T he day after 9/11, I was working for the Red Cross taking inbound calls for missing persons in the fallen towers. Somewhere mid-morning I received a call from a woman whose husband was missing. Her call was like all the others I had received: she offered a description of him, information about where he worked, what time he left. Then something totally unexpected happened. She began to laugh.
"Oh, I forgot to tell you! He left the house with the worst tie on. It was this horrible green color with flamingos. I told him it didn't match," she laughed, "but you know men."
I was so stunned, I didn't know what to say. For several moments we sat at opposite ends of the phone line in silence. Finally she said, "I'm sorry. Maybe laughter seems inappropriate right now. But it's all my family and I have left."
I learned something about grief-and about laughter-that day. While most of us think of laughing as something we do only in comedy clubs, in fact laughter may be the most powerful healing tool we have. For some it's a way of lifting the crushing burden of crisis to allow for a brief moment of reprieve. For others, it is a tool to help get through the stages for grief. For the woman on the other end of my phone line, it was a lifeboat in a great sea of despair.

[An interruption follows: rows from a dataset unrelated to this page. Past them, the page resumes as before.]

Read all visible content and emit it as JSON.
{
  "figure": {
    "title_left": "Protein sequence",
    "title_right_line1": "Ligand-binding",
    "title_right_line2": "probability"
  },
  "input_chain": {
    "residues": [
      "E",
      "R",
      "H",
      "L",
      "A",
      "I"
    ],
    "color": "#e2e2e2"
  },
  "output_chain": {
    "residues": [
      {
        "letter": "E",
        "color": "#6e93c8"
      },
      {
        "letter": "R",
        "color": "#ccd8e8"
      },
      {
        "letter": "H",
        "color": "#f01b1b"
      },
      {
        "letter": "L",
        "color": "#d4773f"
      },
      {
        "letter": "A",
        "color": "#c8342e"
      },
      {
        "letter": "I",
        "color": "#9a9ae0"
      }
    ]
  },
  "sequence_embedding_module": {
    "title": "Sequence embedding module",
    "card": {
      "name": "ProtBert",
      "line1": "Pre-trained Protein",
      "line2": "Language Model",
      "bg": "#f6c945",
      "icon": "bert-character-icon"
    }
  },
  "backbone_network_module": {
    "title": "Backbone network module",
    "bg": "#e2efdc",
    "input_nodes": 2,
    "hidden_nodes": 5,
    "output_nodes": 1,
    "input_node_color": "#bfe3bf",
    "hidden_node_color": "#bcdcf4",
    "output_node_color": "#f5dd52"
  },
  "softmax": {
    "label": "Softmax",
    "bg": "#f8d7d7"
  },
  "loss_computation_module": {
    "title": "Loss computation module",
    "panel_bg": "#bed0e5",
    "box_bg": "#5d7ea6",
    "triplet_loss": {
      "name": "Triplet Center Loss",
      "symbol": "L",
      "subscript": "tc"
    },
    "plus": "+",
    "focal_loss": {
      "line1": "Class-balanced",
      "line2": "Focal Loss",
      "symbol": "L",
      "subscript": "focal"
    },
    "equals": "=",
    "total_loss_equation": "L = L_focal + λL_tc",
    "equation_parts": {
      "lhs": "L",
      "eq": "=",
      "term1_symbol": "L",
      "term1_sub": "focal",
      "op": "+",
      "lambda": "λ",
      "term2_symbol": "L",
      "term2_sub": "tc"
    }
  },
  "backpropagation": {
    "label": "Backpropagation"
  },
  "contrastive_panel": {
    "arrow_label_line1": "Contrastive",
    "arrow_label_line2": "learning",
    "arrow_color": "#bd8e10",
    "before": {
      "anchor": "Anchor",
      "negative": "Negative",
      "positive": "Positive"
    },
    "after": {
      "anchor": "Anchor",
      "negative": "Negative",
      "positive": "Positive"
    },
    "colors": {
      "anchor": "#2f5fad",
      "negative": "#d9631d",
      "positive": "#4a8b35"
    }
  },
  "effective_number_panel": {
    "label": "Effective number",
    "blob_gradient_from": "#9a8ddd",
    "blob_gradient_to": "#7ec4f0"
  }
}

Since that day, I have lived and worked in New York City and have witnessed first-hand the pains of healing and transition, especially the violent reactions to our Muslim brothers and sisters. If I have one hope for our city, our nation and our world, it is that in the years to come we may find a way to dialogue, to listen and eventually, together, to laugh.
Some may bristle at that suggestion. For many, to laugh with someone means you forgive them-that all is okay. In fact, laughter is much more complex. In its purest form, laughter is a not about giving up, it is about opening up.
As a minister and also a professional comedian, I've found a great example of this power. A few years after 9/11, I started working with a standup rabbi and a Muslim comic in the "Laugh in Peace" tour. Created by Rabbi Bob Alper, "Laugh in Peace" is an interfaith comedy show targeted at building bridges between diverse communities. Our audiences span every imaginable face: Jews, Christians, Muslims, Buddhists, Hindus, Atheists. And for two short hours, the differences are forgotten and we all laugh together.
The bottom line? Humor highlights our commonalties. When we laugh with someone, whether it is a stranger, a friend, or an enemy, our worlds overlap for a tiny, but significant moment. It is then that our differences fade and our common connections gleam forth. As the poet W.H. Auden wrote, "Love your crooked neighbor with your own crooked heart."
There is much healing left to do. And many hearts are still broken. But on this-the tenth anniversary of 9/11-we all face one simple question: Will we leave a legacy of retribution or one of restoration? It is my deepest hope that we will not give up, but open up; open up our minds to understanding, open up our hearts to the stranger and open up our spirits to wholeness and healing.
Give our children the legacy they deserve. Show them the tools to heal and move forward. Give them (and ourselves) permission to laugh. In the end it may be the lifeboat that keeps us all afloat.
Reprinted from _ Read the Spirit _ http://www.readthespirit.com/explore/2011/8/31/susan-sparks-on-911-the-lifeboat-of-laughter.html